New Facebook Page

With the start of the new year, I have begun an artist page on Facebook. I am slowly developing a gallery there which eventually will highlight my hand stitchery as well as my art quilts. I will also use the page to share posts as I create new works. I intend to still blog here several times a month but if you would like to also follow my new page, here is the link.

 

Joy about JOY

Joy in looking and comprehending
is nature’s most beautiful gift.
Albert Einstein

JOY

“JOY” is a work that I entered in the Sacred Threads 2015 show. It was accepted both for the main show in Herndon, VA and for the following traveling exhibit.
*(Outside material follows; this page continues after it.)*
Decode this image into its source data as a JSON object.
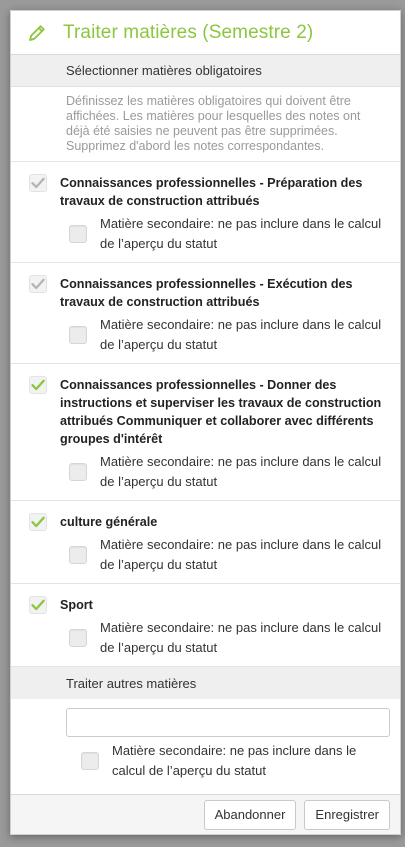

For the past 18 months, it has been traveling to different venues across the US. About a week ago, I received word that the traveling exhibit would be featured at the Texas Quilt Museum this winter and that “JOY” had been selected as one of the quilts on display. Last night I learned that “JOY” was featured in the Texas Quilt Museum newsletter announcing their exhibits opening in January.

I am delighted that so many people are getting to enjoy my art quilt. The photo behind the quilt was taken on a ski trip to Aspen Colorado where my granddaughter had one of her first experiences of snow. Her enthusiasm is absolutely infectious and I could not resist sharing her true expression of joy through an art quilt.

I am truly honored to have my art quilt as part of the Sacred Threads exhibit. The bi-annual exhibit is a forum for fiber artists to share their works and stories on themes of Joy, Spirituality, Inspiration, Grief, Healing and Peace/Brotherhood. The exhibit is accompanied by audio recordings of the artists explaining their motivations behind their works. The combination of visual and audio create a powerful experience for the observer.

You can learn more about Sacred Threads at this link. The next main exhibit, Sacred Threads 2017, will be in July in Herndon, VA.